"Over the years, we have had great success serving the premium beef we call Responsibly Raised, which is produced according to high standards requiring, among other things, that animals be raised without hormones or antibiotics," says Steve Ells, Founder, Chairman and Co-CEO of Chipotle Mexican Grill. "But lately, we have been wrestling with a particularly vexing issue regarding this beef."

The vexing issue being their U.S. resources for beef to fit their Responsibly Raised and FWI standards are not enough to keep up with demand, and they've had to result in serving their customers conventional beef (insert gasp of horror here). In all fairness, they had their customers" best interest at heart, until it meant put out a product or lose a sale.

On one hand, Chipotle should be recognized for finally stepping up and sticking to its core values when it comes to serving hormone free beef. On the other hand, I'd like to point out they've put themselves in an even bigger conundrum – say maybe one that involves a company touting environmentally friendly practices and the importance of locally grown products, while shipping grass-fed beef literally halfway around the globe to a Chipotle near you.

How does that saying go again? Oh yeah, now I remember. "You can wish in one hand and crap in the other; see which one fill up quicker." Looks like Chipotle has been doing a little of both, but more of the latter.  

In a recent Huffington Post editorial, Ells said, "Even though our loyalty to American ranchers is strong, rather than meet the shortfall with conventionally raised beef from cattle treated with growth hormones and antibiotics, we decided to take this opportunity to start sourcing more truly grass-fed steak." He continued, "Returning to grass-based farming systems for cattle is a core component of our long-term vision. Most livestock today spend much of their lives in conditions far from the natural ecosystems in which they evolved. Rather than doing what cattle do best, which is using the unique biology of the rumen to convert grass to protein, most cattle spend the latter part of their lives in feedlots, where they are fed grain like corn and soy. (There's also evidence suggesting that grass-fed beef is healthier for the people who eat it, and when managed properly, easier on the environment.)"

Well, since we're on the subject of responsibly raising beef, let's talk about working with the environment to feed 9 billion people by 2050 with shrinking agricultural resources. Here's a recap by Dr. John Comerford of Penn State on a grass-fed vs. grain-fed study:

"On the environmental front, studies by Yan et al (2009) in Ireland used growth chambers to evaluate the greenhouse gas emissions from cattle with varying levels of forage and grain in the diet. Coupling these results with a 30 percent increase of harvest age of grass-fed cattle compared to grain-fed, it becomes clear there is a 500 percent increase in greenhouse gas emissions for each pound of beef produced from grass-fed compared to grain-fed cattle. Uncontrolled nitrogen and phosphate release to the environment, 35 percent more water use, and 30 percent more land use for grass-fed cattle compared to grain-fed increases the environmental impact of strictly grass feeding."

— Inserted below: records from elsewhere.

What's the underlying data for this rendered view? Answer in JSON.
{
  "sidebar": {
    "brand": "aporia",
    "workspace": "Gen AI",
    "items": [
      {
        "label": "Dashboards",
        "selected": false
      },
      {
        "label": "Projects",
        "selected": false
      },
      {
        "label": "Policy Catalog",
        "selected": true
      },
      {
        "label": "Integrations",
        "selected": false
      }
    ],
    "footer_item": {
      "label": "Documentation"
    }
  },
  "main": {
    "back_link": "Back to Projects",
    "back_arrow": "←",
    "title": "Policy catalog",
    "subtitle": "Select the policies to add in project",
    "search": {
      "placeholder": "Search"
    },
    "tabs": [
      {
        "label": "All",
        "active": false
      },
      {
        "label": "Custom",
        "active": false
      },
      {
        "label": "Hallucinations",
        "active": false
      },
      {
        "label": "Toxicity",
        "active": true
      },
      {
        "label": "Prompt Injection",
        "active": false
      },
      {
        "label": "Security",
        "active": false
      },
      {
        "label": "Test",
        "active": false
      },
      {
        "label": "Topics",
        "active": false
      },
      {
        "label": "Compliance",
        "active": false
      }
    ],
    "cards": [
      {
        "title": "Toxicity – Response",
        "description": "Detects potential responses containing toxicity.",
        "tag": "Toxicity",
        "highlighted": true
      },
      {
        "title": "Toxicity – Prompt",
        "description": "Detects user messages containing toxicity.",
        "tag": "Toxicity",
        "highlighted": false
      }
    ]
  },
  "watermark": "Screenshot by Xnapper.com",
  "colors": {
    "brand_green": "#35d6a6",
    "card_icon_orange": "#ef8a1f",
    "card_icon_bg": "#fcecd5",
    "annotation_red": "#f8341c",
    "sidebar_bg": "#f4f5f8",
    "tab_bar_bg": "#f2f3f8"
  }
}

Ok, so maybe your Australian grass-fed beef is a tad bit leaner. Congratulations, your customers can confidently Do a Dallop of Daisy on their 1,000+ calorie meal. 

Getting to the point – I'm not very impressed with the tactics Chipotle has shown not only in the last few month, but past near decade. They build a marketing plan based on "integrity" and "responsibility" while preaching about being environmentally friendly and supporting the local family farmer – then turn around and pull this stunt.

But this is America – land of the free and home of the brave. A beautiful place where we have the right to choose what dining establishment we frequent and if our meat comes corn-fed, grass-fed, hormone free, well done, rare, or with gravy. And if a company wants to import products from another country, then by all means they can do it ‘til the cows come home.

Personally, I prefer supporting a company that doesn't contradict its own values and promotes actual responsibly raised beef.

Here's the link to Ells full statement about Chipotle's grass-fed plan. I encourage you to read it and respectfully defend your industry and your own responsible practices.